MUCH of Elan Vital's attention in recent months has been focused on John Macgregor, an Australian journalist who was a devotee for almost 30 years until he began to read the website and verify the information.

"You can stay in denial for only so long," he says.

Macgregor also published on the Internet confidential commercial information about Elan Vital which had been stolen by a Gold Coast computer technician, then leaked.

The disclosures were dreadful.

Secret donors and creditors whose names were being bandied around were apoplectic. Macgregor was followed and located in Western Australia by private detectives and Brisbane solicitor Damian Scattini, acting on behalf of Elan Vital.

"I've been secretly filmed, followed, tape-recorded and watched outside my home," Macgregor says. Scattini won at every turn, succeeding in a series of Queensland Supreme Court actions which gagged Macgregor and led to adverse findings over his credibility.

Scattini regards Macgregor as a liar and a misfit who broke the law. Macgregor says he has become accustomed to personal counter-attacks since he turned on Maharaji.

But this week, Scattini, who is not a devotee, became the target of an Internet campaign: several thousand e-mails falsely purporting to have been sent by him were bounced into the inbox of lawyers, politicians, journalists and other professionals throughout Australia. They were worded to cause the solicitor maximum embarrassment.
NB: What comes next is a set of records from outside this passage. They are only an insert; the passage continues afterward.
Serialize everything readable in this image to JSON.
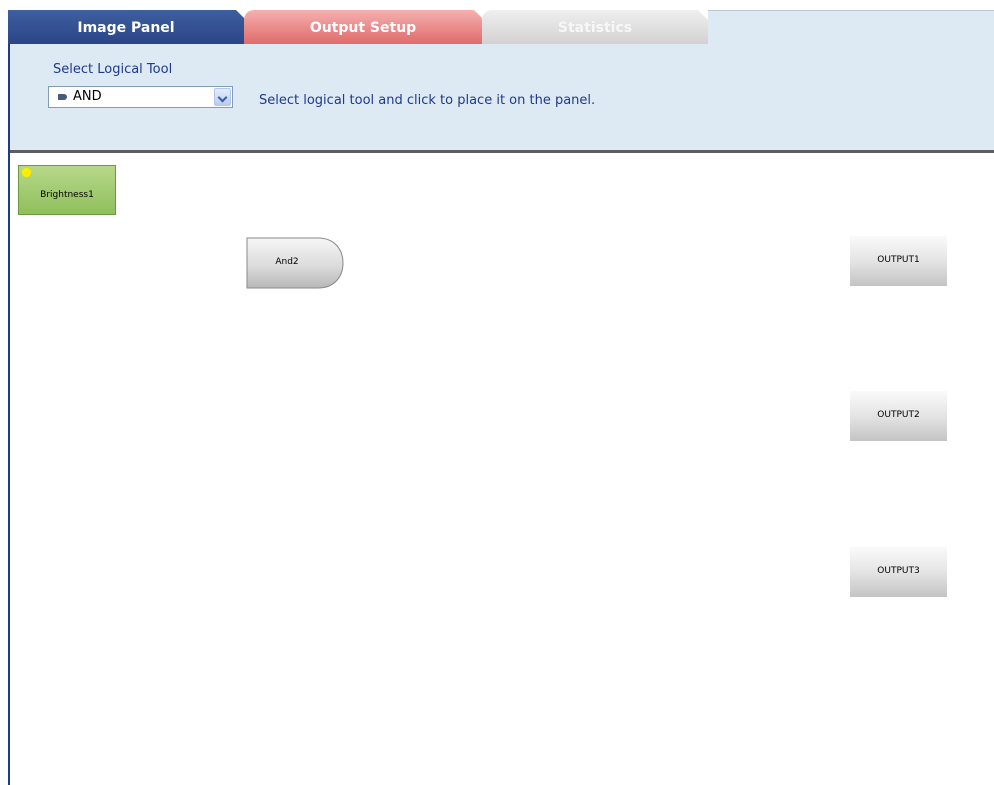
{
  "tabs": [
    {
      "label": "Image Panel",
      "state": "active"
    },
    {
      "label": "Output Setup",
      "state": "inactive"
    },
    {
      "label": "Statistics",
      "state": "disabled"
    }
  ],
  "toolbar": {
    "select_label": "Select Logical Tool",
    "selected_tool": "AND",
    "selected_tool_icon": "and-gate-icon",
    "hint": "Select logical tool and click to place it on the panel."
  },
  "canvas": {
    "source_node": {
      "label": "Brightness1",
      "icon": "light-bulb-icon"
    },
    "gate_node": {
      "label": "And2",
      "type": "AND"
    },
    "outputs": [
      {
        "label": "OUTPUT1"
      },
      {
        "label": "OUTPUT2"
      },
      {
        "label": "OUTPUT3"
      }
    ]
  },
  "colors": {
    "active_tab": "#2b4587",
    "output_tab": "#e06b6b",
    "statistics_tab": "#d3d1d1",
    "toolbar_bg": "#dde9f3",
    "source_node": "#9ac66a",
    "text_blue": "#1f3a8a"
  }
}
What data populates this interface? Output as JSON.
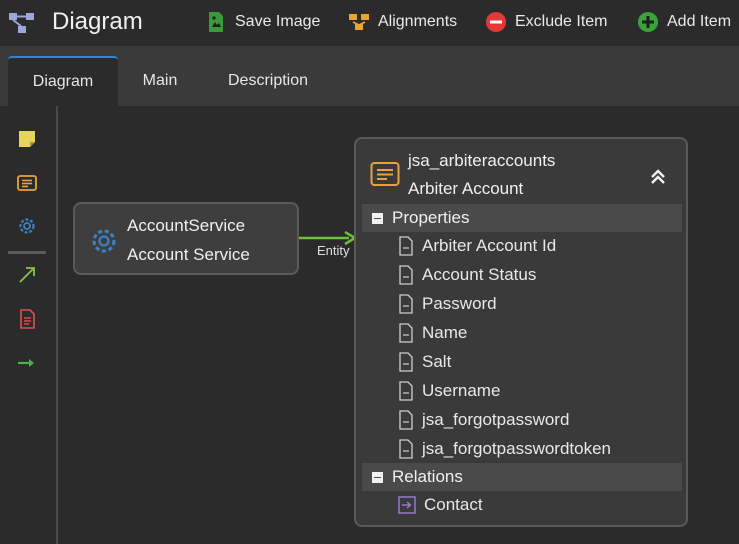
{
  "app": {
    "title": "Diagram"
  },
  "toolbar": {
    "save_image": "Save Image",
    "alignments": "Alignments",
    "exclude_item": "Exclude Item",
    "add_item": "Add Item"
  },
  "tabs": [
    {
      "label": "Diagram",
      "active": true
    },
    {
      "label": "Main",
      "active": false
    },
    {
      "label": "Description",
      "active": false
    }
  ],
  "palette": {
    "items": [
      "sticky-note-icon",
      "entity-icon",
      "service-gear-icon",
      "arrow-diagonal-icon",
      "document-icon",
      "arrow-right-icon"
    ]
  },
  "diagram": {
    "service": {
      "name": "AccountService",
      "label": "Account Service"
    },
    "connector": {
      "label": "Entity"
    },
    "entity": {
      "name": "jsa_arbiteraccounts",
      "label": "Arbiter Account",
      "properties_header": "Properties",
      "properties": [
        "Arbiter Account Id",
        "Account Status",
        "Password",
        "Name",
        "Salt",
        "Username",
        "jsa_forgotpassword",
        "jsa_forgotpasswordtoken"
      ],
      "relations_header": "Relations",
      "relations": [
        "Contact"
      ]
    }
  },
  "colors": {
    "accent_blue": "#3b82c4",
    "green": "#4caf50",
    "orange": "#e8a33a",
    "red": "#e53935",
    "yellow": "#e6d35a"
  }
}
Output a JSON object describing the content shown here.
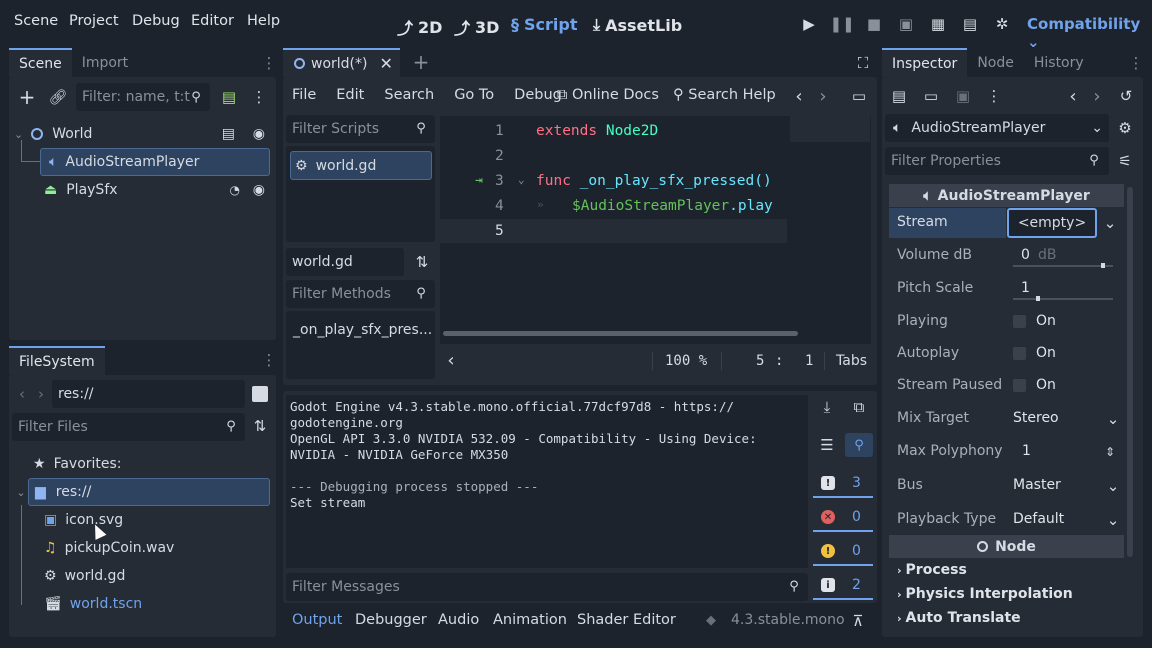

"I don't feel much peace and love at the moment. I'm ropeable," he said.

"He knows how to tune us in and help us connect with the experience that's in our heart. He helps me find my way back to a place inside that nourishes me and makes me feel taken care of," Marsh says.

Carol Robinson, from the UK, says practising what Maharaji preaches "gives me a real focus in life. He's not harming me, he's not harming anyone".

The Gulfstream at Brisbane Airport (a photograph of it sitting on the tarmac was posted on the www.ex-premie.org web-site yesterday) will soon carry him home. But you get the impression that the story, and the hostility surrounding a peace guru, will run and run.

Back at Ivory's Rock, the conference is today culminating and thousands of tent pegs will come out of the rich soil. For followers like Vic Marsh, the Maharaji event was "like a huge celebration".

Prem Rawat aka Guru Maharaj Ji in Rolls Royce